*** RECORD EXTRACTS Section Begins ***

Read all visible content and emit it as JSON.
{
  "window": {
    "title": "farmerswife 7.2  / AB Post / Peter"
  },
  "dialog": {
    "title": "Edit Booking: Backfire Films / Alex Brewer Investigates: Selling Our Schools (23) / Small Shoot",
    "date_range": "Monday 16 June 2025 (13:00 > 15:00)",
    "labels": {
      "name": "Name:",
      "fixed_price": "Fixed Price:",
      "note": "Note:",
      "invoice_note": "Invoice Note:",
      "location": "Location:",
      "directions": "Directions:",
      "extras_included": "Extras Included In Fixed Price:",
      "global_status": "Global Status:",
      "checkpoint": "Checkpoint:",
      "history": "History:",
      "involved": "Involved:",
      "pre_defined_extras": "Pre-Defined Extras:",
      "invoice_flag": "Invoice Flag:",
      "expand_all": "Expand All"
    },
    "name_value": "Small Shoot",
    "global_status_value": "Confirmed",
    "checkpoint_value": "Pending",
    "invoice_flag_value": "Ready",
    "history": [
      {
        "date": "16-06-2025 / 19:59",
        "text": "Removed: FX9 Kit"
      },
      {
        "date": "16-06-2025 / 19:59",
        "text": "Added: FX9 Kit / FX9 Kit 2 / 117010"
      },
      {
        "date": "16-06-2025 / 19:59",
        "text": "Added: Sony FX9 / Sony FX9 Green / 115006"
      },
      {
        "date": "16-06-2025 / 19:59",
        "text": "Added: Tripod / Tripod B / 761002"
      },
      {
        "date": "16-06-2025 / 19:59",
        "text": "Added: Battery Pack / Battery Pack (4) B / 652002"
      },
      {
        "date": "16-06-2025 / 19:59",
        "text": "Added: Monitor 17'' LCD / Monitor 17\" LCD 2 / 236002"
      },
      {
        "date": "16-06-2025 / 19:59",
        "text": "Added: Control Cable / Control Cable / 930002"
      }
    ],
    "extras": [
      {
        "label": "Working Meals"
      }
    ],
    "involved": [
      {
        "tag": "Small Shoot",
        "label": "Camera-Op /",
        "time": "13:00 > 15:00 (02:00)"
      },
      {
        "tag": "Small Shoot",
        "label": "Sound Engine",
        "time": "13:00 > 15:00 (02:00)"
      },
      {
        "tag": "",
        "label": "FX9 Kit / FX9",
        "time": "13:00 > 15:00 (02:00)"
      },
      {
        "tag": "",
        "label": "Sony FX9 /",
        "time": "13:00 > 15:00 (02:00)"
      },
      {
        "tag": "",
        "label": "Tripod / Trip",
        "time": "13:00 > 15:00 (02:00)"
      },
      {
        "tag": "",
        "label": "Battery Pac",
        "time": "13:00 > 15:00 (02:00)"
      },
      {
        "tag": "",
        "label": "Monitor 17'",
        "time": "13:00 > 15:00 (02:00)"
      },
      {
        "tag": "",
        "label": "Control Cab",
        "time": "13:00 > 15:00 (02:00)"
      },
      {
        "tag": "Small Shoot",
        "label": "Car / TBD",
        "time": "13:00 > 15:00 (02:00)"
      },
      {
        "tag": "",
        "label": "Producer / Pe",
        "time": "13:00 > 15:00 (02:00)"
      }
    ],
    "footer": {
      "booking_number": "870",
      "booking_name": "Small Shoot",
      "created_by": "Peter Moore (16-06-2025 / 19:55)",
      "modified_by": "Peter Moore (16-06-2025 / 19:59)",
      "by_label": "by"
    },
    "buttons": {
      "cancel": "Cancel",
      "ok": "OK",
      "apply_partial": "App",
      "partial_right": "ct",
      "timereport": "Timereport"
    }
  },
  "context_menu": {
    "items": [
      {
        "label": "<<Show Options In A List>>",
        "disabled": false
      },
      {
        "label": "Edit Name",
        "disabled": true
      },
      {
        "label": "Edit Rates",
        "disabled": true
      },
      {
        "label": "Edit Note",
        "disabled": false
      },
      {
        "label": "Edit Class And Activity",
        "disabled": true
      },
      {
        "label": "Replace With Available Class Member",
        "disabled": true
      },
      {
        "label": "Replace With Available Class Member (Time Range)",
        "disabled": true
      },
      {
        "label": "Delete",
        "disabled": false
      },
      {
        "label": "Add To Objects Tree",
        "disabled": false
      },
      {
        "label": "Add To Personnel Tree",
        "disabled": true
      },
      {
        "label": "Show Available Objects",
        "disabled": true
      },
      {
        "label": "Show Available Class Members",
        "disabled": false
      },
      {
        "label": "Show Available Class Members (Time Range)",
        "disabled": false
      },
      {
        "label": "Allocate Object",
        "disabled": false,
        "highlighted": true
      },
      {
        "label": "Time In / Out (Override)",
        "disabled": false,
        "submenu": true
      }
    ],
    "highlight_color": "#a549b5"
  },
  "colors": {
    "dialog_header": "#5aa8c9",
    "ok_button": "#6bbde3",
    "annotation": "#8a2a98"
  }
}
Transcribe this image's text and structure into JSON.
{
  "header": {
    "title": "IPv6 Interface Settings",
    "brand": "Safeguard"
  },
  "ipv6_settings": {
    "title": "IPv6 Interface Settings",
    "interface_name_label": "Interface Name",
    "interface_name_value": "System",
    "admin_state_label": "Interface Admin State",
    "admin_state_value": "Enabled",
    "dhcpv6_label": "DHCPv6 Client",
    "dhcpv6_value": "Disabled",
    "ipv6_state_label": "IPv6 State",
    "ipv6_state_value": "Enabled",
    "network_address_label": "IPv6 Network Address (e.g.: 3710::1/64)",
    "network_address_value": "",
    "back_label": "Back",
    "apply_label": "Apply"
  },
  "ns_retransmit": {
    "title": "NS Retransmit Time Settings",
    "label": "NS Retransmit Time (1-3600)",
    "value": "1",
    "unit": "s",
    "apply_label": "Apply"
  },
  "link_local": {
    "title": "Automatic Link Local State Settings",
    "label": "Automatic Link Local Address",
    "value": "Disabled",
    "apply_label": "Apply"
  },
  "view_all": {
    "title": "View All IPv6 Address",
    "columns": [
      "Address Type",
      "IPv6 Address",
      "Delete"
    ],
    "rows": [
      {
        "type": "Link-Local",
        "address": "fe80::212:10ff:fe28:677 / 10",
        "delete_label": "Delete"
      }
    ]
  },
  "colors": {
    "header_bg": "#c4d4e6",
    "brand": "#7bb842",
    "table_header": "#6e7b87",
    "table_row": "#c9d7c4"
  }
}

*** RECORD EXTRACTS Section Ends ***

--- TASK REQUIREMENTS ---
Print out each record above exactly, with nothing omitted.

--- RESPONSE ---
Read all visible content and emit it as JSON.
{
  "window": {
    "title": "farmerswife 7.2  / AB Post / Peter"
  },
  "dialog": {
    "title": "Edit Booking: Backfire Films / Alex Brewer Investigates: Selling Our Schools (23) / Small Shoot",
    "date_range": "Monday 16 June 2025 (13:00 > 15:00)",
    "labels": {
      "name": "Name:",
      "fixed_price": "Fixed Price:",
      "note": "Note:",
      "invoice_note": "Invoice Note:",
      "location": "Location:",
      "directions": "Directions:",
      "extras_included": "Extras Included In Fixed Price:",
      "global_status": "Global Status:",
      "checkpoint": "Checkpoint:",
      "history": "History:",
      "involved": "Involved:",
      "pre_defined_extras": "Pre-Defined Extras:",
      "invoice_flag": "Invoice Flag:",
      "expand_all": "Expand All"
    },
    "name_value": "Small Shoot",
    "global_status_value": "Confirmed",
    "checkpoint_value": "Pending",
    "invoice_flag_value": "Ready",
    "history": [
      {
        "date": "16-06-2025 / 19:59",
        "text": "Removed: FX9 Kit"
      },
      {
        "date": "16-06-2025 / 19:59",
        "text": "Added: FX9 Kit / FX9 Kit 2 / 117010"
      },
      {
        "date": "16-06-2025 / 19:59",
        "text": "Added: Sony FX9 / Sony FX9 Green / 115006"
      },
      {
        "date": "16-06-2025 / 19:59",
        "text": "Added: Tripod / Tripod B / 761002"
      },
      {
        "date": "16-06-2025 / 19:59",
        "text": "Added: Battery Pack / Battery Pack (4) B / 652002"
      },
      {
        "date": "16-06-2025 / 19:59",
        "text": "Added: Monitor 17'' LCD / Monitor 17\" LCD 2 / 236002"
      },
      {
        "date": "16-06-2025 / 19:59",
        "text": "Added: Control Cable / Control Cable / 930002"
      }
    ],
    "extras": [
      {
        "label": "Working Meals"
      }
    ],
    "involved": [
      {
        "tag": "Small Shoot",
        "label": "Camera-Op /",
        "time": "13:00 > 15:00 (02:00)"
      },
      {
        "tag": "Small Shoot",
        "label": "Sound Engine",
        "time": "13:00 > 15:00 (02:00)"
      },
      {
        "tag": "",
        "label": "FX9 Kit / FX9",
        "time": "13:00 > 15:00 (02:00)"
      },
      {
        "tag": "",
        "label": "Sony FX9 /",
        "time": "13:00 > 15:00 (02:00)"
      },
      {
        "tag": "",
        "label": "Tripod / Trip",
        "time": "13:00 > 15:00 (02:00)"
      },
      {
        "tag": "",
        "label": "Battery Pac",
        "time": "13:00 > 15:00 (02:00)"
      },
      {
        "tag": "",
        "label": "Monitor 17'",
        "time": "13:00 > 15:00 (02:00)"
      },
      {
        "tag": "",
        "label": "Control Cab",
        "time": "13:00 > 15:00 (02:00)"
      },
      {
        "tag": "Small Shoot",
        "label": "Car / TBD",
        "time": "13:00 > 15:00 (02:00)"
      },
      {
        "tag": "",
        "label": "Producer / Pe",
        "time": "13:00 > 15:00 (02:00)"
      }
    ],
    "footer": {
      "booking_number": "870",
      "booking_name": "Small Shoot",
      "created_by": "Peter Moore (16-06-2025 / 19:55)",
      "modified_by": "Peter Moore (16-06-2025 / 19:59)",
      "by_label": "by"
    },
    "buttons": {
      "cancel": "Cancel",
      "ok": "OK",
      "apply_partial": "App",
      "partial_right": "ct",
      "timereport": "Timereport"
    }
  },
  "context_menu": {
    "items": [
      {
        "label": "<<Show Options In A List>>",
        "disabled": false
      },
      {
        "label": "Edit Name",
        "disabled": true
      },
      {
        "label": "Edit Rates",
        "disabled": true
      },
      {
        "label": "Edit Note",
        "disabled": false
      },
      {
        "label": "Edit Class And Activity",
        "disabled": true
      },
      {
        "label": "Replace With Available Class Member",
        "disabled": true
      },
      {
        "label": "Replace With Available Class Member (Time Range)",
        "disabled": true
      },
      {
        "label": "Delete",
        "disabled": false
      },
      {
        "label": "Add To Objects Tree",
        "disabled": false
      },
      {
        "label": "Add To Personnel Tree",
        "disabled": true
      },
      {
        "label": "Show Available Objects",
        "disabled": true
      },
      {
        "label": "Show Available Class Members",
        "disabled": false
      },
      {
        "label": "Show Available Class Members (Time Range)",
        "disabled": false
      },
      {
        "label": "Allocate Object",
        "disabled": false,
        "highlighted": true
      },
      {
        "label": "Time In / Out (Override)",
        "disabled": false,
        "submenu": true
      }
    ],
    "highlight_color": "#a549b5"
  },
  "colors": {
    "dialog_header": "#5aa8c9",
    "ok_button": "#6bbde3",
    "annotation": "#8a2a98"
  }
}
Transcribe this image's text and structure into JSON.
{
  "header": {
    "title": "IPv6 Interface Settings",
    "brand": "Safeguard"
  },
  "ipv6_settings": {
    "title": "IPv6 Interface Settings",
    "interface_name_label": "Interface Name",
    "interface_name_value": "System",
    "admin_state_label": "Interface Admin State",
    "admin_state_value": "Enabled",
    "dhcpv6_label": "DHCPv6 Client",
    "dhcpv6_value": "Disabled",
    "ipv6_state_label": "IPv6 State",
    "ipv6_state_value": "Enabled",
    "network_address_label": "IPv6 Network Address (e.g.: 3710::1/64)",
    "network_address_value": "",
    "back_label": "Back",
    "apply_label": "Apply"
  },
  "ns_retransmit": {
    "title": "NS Retransmit Time Settings",
    "label": "NS Retransmit Time (1-3600)",
    "value": "1",
    "unit": "s",
    "apply_label": "Apply"
  },
  "link_local": {
    "title": "Automatic Link Local State Settings",
    "label": "Automatic Link Local Address",
    "value": "Disabled",
    "apply_label": "Apply"
  },
  "view_all": {
    "title": "View All IPv6 Address",
    "columns": [
      "Address Type",
      "IPv6 Address",
      "Delete"
    ],
    "rows": [
      {
        "type": "Link-Local",
        "address": "fe80::212:10ff:fe28:677 / 10",
        "delete_label": "Delete"
      }
    ]
  },
  "colors": {
    "header_bg": "#c4d4e6",
    "brand": "#7bb842",
    "table_header": "#6e7b87",
    "table_row": "#c9d7c4"
  }
}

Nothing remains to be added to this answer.